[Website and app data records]

>>>>

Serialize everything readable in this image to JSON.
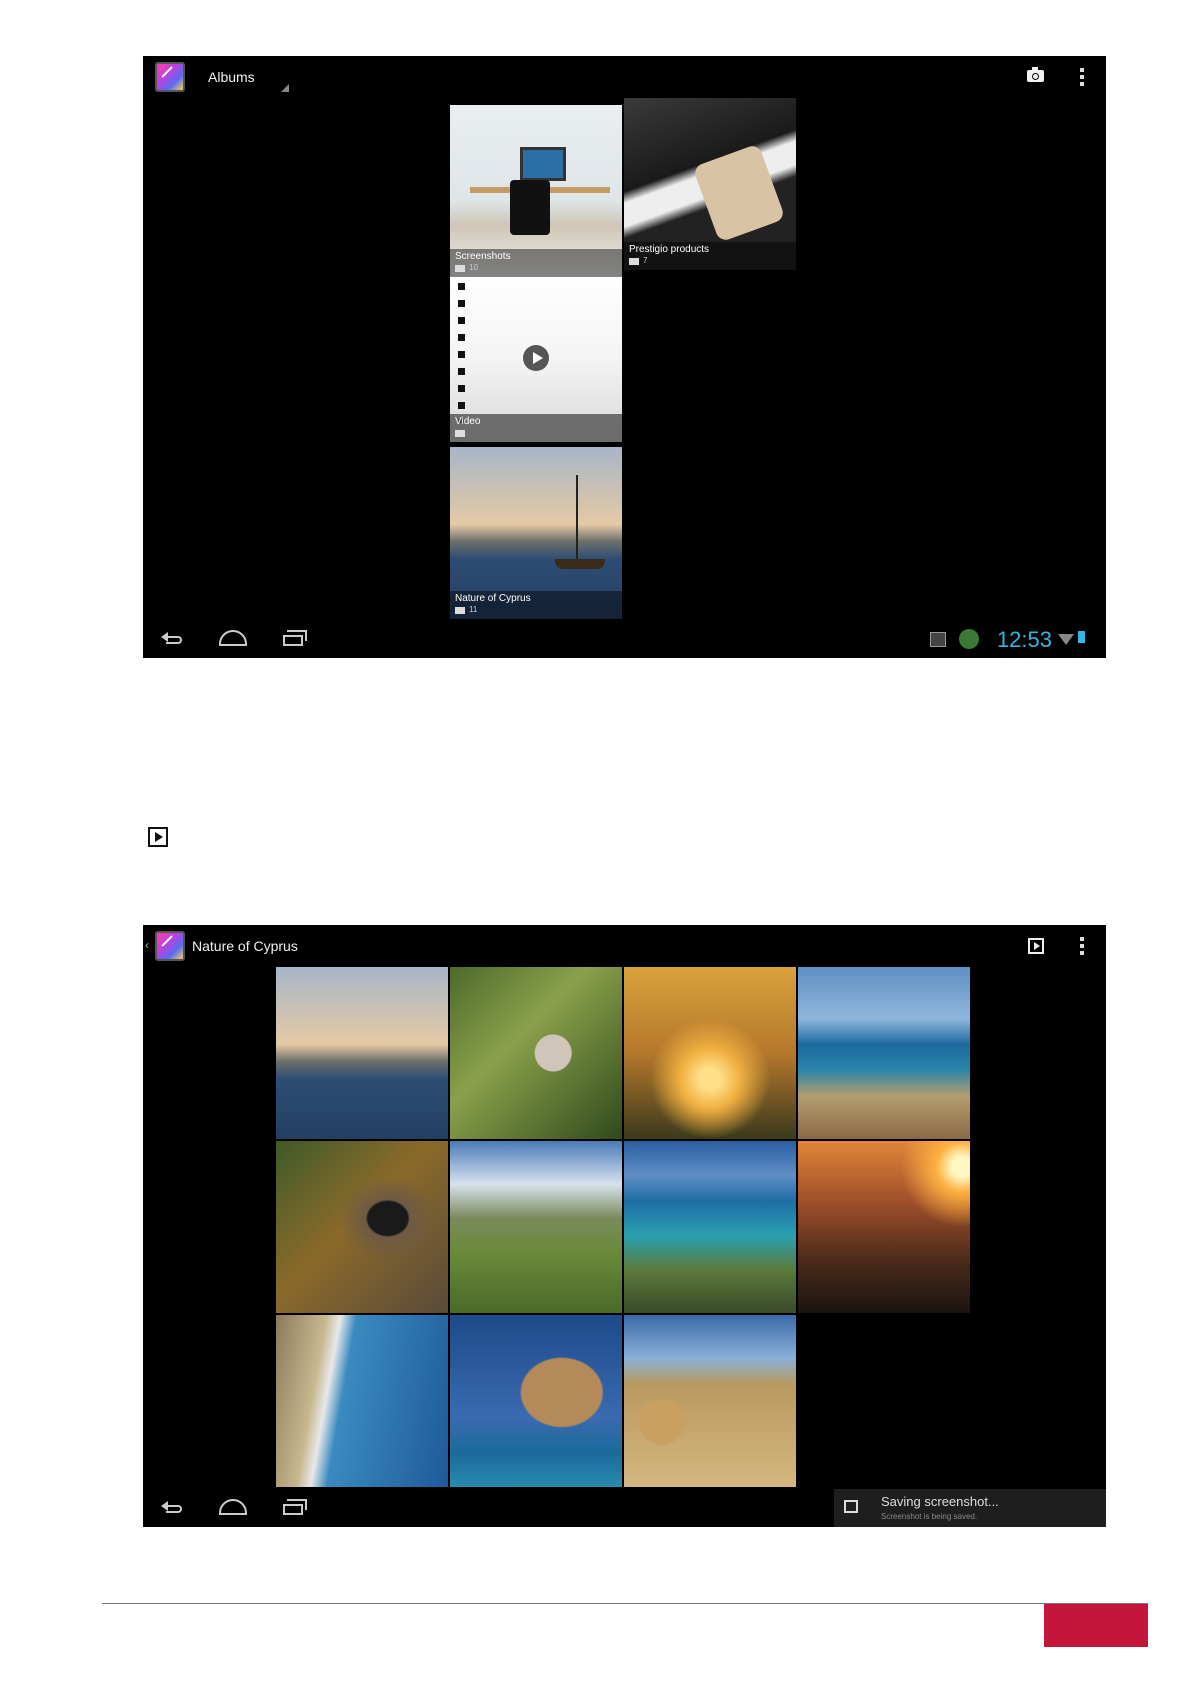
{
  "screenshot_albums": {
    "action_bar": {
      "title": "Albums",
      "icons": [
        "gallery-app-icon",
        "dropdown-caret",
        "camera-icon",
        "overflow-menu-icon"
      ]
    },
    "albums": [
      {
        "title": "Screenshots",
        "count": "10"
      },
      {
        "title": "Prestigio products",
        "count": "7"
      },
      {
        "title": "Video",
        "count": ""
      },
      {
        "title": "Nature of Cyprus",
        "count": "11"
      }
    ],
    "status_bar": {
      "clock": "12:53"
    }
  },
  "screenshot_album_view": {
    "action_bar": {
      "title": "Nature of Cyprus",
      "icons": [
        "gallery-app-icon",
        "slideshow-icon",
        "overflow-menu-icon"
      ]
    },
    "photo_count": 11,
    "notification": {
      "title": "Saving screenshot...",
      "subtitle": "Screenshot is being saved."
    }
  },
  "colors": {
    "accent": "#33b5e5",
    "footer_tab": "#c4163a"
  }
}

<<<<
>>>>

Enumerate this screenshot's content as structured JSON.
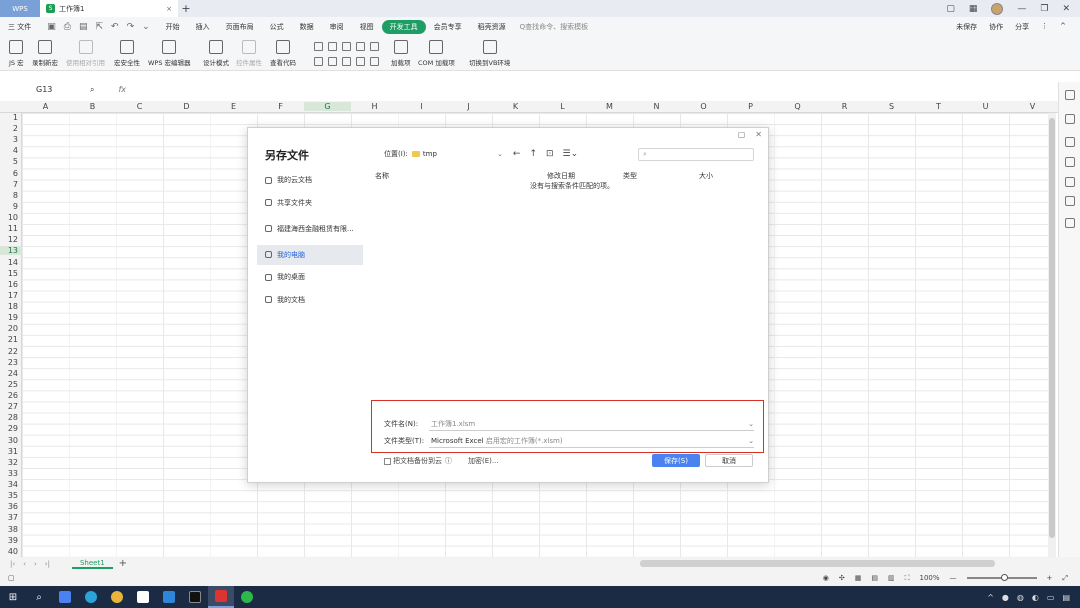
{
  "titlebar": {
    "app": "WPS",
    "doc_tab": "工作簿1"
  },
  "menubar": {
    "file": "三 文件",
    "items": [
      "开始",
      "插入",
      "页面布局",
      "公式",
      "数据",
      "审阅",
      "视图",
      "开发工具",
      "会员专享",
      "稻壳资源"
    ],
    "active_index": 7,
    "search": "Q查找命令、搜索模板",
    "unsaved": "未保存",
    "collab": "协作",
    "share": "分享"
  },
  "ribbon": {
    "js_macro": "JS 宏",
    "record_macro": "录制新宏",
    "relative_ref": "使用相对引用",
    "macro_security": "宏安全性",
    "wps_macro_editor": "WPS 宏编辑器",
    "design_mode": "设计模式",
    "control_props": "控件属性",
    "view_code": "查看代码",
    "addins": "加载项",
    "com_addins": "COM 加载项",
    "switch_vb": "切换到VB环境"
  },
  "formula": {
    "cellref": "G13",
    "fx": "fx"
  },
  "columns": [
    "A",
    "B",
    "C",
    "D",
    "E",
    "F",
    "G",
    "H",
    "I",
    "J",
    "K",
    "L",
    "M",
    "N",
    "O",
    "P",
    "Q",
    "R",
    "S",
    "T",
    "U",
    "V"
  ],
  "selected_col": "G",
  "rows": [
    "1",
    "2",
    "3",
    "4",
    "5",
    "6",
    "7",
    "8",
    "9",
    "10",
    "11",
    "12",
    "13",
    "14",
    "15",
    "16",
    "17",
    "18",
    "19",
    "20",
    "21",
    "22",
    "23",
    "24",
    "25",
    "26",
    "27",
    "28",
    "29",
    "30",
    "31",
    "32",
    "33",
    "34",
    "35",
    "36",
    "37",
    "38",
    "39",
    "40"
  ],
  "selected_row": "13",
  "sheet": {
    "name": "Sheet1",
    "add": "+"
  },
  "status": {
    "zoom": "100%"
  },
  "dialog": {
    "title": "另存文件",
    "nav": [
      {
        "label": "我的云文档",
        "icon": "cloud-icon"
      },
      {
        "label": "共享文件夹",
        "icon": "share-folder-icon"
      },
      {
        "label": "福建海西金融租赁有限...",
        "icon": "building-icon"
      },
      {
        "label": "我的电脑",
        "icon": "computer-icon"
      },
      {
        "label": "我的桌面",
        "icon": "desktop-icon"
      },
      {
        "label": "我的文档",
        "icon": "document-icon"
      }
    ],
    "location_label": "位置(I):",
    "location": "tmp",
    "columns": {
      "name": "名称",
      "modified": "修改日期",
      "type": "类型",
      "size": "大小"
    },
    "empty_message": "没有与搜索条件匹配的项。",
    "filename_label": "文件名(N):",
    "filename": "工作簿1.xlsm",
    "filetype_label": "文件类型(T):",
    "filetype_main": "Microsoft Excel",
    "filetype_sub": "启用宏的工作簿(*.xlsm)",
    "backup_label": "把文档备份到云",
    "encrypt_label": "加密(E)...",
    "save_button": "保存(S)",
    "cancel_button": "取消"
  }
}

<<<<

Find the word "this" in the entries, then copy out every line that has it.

Serialize everything readable in this image to JSON.
Enumerate this screenshot's content as structured JSON.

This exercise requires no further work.